Sweet Home is a Korean horror webcomic that's gotten a live-action Netflix adaptation. The TV series is getting a lot of buzz and memes on the internet, which is a mark of its success. There's a reason it got a Netflix TV adaptation. The 143-chapter comic has 1.2 billion views on Webtoon, and more than that number has read it by now.
A depressed teenager moves into a rundown apartment building alone after a family tragedy to shut himself away. The place is miserable. The walls are so thin he can hear his neighbours next to and above him. Hyun Cha just wants to be left alone to watch TV, eat junk food, and play video games. Then some of his neighbours start going a bit weird. It starts with mysterious nosebleeds. Knocks on the door. Something not quite human wants him to let her in. And things just go downhill from there.

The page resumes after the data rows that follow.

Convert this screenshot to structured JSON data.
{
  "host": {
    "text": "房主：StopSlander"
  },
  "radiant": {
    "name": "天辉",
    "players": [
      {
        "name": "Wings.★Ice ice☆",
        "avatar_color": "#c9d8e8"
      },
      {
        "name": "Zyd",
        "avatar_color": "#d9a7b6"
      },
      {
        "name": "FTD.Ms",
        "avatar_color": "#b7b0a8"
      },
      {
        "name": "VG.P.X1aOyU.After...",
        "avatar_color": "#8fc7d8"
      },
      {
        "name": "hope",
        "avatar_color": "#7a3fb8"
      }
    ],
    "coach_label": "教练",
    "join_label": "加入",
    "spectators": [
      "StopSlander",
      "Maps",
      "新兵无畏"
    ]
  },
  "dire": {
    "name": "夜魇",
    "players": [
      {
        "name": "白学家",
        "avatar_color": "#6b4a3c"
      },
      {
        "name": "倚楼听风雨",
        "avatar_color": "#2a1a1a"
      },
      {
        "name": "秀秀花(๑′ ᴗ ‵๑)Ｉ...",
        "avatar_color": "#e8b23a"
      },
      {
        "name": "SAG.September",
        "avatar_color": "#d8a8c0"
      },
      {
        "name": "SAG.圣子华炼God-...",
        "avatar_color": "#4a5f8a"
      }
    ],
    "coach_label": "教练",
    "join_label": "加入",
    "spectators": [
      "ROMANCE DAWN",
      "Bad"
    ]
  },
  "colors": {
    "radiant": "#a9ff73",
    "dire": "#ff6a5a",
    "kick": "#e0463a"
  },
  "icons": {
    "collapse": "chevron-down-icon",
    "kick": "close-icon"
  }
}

Soon, demonic creatures start stalking the halls of the building. They can't be killed. They want to kill. Hyun Cha has to overcome his own fears and antisocial tendencies to team up with the other residents to
Carnby Kim and Youngchan Hwang are experts at using the webcomic scroll-down format to create a pace for suspense, which works great for horror stories. The monsters are weird and surreal, offering an alternate take from the usual zombies, a new take on the "monster is us" theme. The monsters are all meme-worthy, which is a mark of success these days. The story cobbles elements from horror movies and survival horror video games in a very Korean mix of craziness and high emotionality. Sweet Home may have launched back in 2018 but reading it now in the context of lockdown in a pandemic feels entirely of the moment. A bunch of scared, paranoid people, some of them infected, trapped in an apartment building and fighting demons, and each other could not be more 2020.

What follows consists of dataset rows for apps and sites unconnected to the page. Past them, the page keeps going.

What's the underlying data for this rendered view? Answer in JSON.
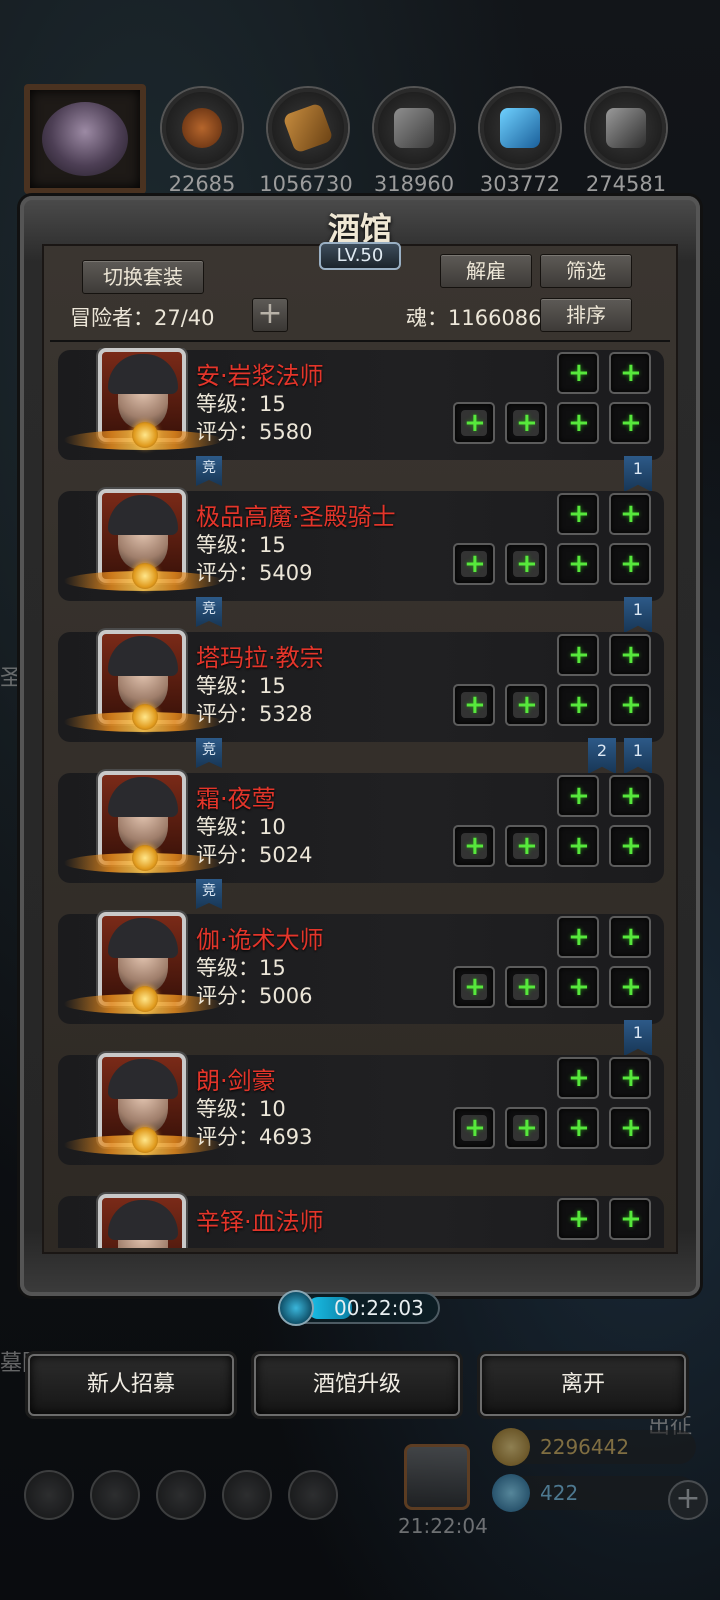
{
  "resources": [
    "22685",
    "1056730",
    "318960",
    "303772",
    "274581"
  ],
  "panel": {
    "title": "酒馆",
    "level": "LV.50",
    "switch_outfit": "切换套装",
    "dismiss": "解雇",
    "filter": "筛选",
    "sort": "排序",
    "adventurers_label": "冒险者：27/40",
    "soul_label": "魂：1166086",
    "add_symbol": "+"
  },
  "heroes": [
    {
      "name": "安·岩浆法师",
      "level": "等级：15",
      "score": "评分：5580",
      "comp": "竞",
      "ranks": [
        "1"
      ]
    },
    {
      "name": "极品高魔·圣殿骑士",
      "level": "等级：15",
      "score": "评分：5409",
      "comp": "竞",
      "ranks": [
        "1"
      ]
    },
    {
      "name": "塔玛拉·教宗",
      "level": "等级：15",
      "score": "评分：5328",
      "comp": "竞",
      "ranks": [
        "2",
        "1"
      ]
    },
    {
      "name": "霜·夜莺",
      "level": "等级：10",
      "score": "评分：5024",
      "comp": "竞",
      "ranks": []
    },
    {
      "name": "伽·诡术大师",
      "level": "等级：15",
      "score": "评分：5006",
      "comp": "",
      "ranks": [
        "1"
      ]
    },
    {
      "name": "朗·剑豪",
      "level": "等级：10",
      "score": "评分：4693",
      "comp": "",
      "ranks": []
    },
    {
      "name": "辛铎·血法师",
      "level": "",
      "score": "",
      "comp": "",
      "ranks": []
    }
  ],
  "timer": "00:22:03",
  "timer_progress": 0.28,
  "actions": {
    "recruit": "新人招募",
    "upgrade": "酒馆升级",
    "leave": "离开"
  },
  "hud": {
    "gold": "2296442",
    "gems": "422",
    "time": "21:22:04",
    "expedition": "出征",
    "left_partial_1": "墓园",
    "left_partial_2": "圣"
  },
  "colors": {
    "name_red": "#e3352a",
    "green_plus": "#57e83c",
    "badge_blue": "#2d5a88"
  }
}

At the heart of the story is a hero finding a reason to live. Many Asian comics, be it Korean or Japanese, have a common theme about depression, finding empathy, and finding friends to protect. Sweet Home is no different. The whole story is an apocalyptic allegory – because a Korean or Japanese horror story just has to be apocalyptic and epic – for facing personal demons, including becoming one's own demon and coming out the other side. No wonder this series got a live-action Netflix TV series.
Sweet Home is now on WEBTOON, on browsers, iOS, and Android apps.